The boys ranged from 6-13 years of age. Both parents worried they would forget what life was like before cancer. Going against religious norms, Jasmine pinned up family photos in the boys’ rooms. That so much had been lost was made evident by the smiling faces suspended in time. Each boy coped in his own way with grief. Jamal, the youngest, got in my face to announce with the bravado only children have, “I don’t want him to die. And I pray to Allah he will not.” A couple of weeks prior to Rafik’s death, forced to limit play and keep noise down, the boys angrily defied their mother’s attempts at discipline. Their anger was stunningly appropriate, but I couldn’t help wonder what the future held: how well would they respond to their mother as head of household.
I end as I began, mindful of how moved and subtly transformed I was, as were other members of the care team, by walking with the Najans. Shortly after Rafik’s funeral, our social worker voiced what the rest of us were only thinking: Had our tender caregiving been “just a drop of water in an ocean of hardship and grief?” In the silence of my own thoughts, I acknowledged the perpetual challenge of walking with the poor stranger, the immigrant. Then, deep down I heard words whispered with a familiar ring – sometimes, “this is how it is.” I have to believe sometimes to be present is enough.

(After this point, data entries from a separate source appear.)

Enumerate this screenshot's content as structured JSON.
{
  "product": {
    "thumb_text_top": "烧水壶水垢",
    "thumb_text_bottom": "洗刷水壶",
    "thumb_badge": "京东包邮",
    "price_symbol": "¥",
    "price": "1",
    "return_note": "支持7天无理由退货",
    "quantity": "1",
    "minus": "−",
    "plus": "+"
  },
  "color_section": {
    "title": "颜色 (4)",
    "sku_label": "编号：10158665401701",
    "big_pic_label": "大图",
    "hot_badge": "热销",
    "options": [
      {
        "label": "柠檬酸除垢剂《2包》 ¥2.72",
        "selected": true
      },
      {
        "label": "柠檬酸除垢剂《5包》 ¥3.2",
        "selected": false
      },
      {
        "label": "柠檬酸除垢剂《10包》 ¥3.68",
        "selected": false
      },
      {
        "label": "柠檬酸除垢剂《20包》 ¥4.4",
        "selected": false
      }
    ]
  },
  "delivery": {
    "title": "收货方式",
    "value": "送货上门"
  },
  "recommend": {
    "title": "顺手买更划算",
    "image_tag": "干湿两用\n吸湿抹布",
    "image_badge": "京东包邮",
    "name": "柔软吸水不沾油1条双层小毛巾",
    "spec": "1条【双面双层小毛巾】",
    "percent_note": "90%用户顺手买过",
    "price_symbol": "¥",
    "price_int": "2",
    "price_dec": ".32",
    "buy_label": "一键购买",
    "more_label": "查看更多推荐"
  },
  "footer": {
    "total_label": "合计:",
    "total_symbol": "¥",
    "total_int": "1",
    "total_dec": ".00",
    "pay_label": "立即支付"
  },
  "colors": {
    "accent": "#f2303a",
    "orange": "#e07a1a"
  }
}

Maggie Finley, newly retired hospice chaplain, ministered for seven years at Providence Hospice of Seattle in Seattle, WA. She served patients throughout King and parts of Snohomish Counties. Providence is a non-residential hospice, so she visited patients and families in their homes, skilled nursing facilities, assisted living residences, and occasionally in hospital settings. Currently she is a chaplain consultant and member of the Professional Advisory Group for Spiritual Care and CPE Program at Swedish Hospital in Seattle, WA.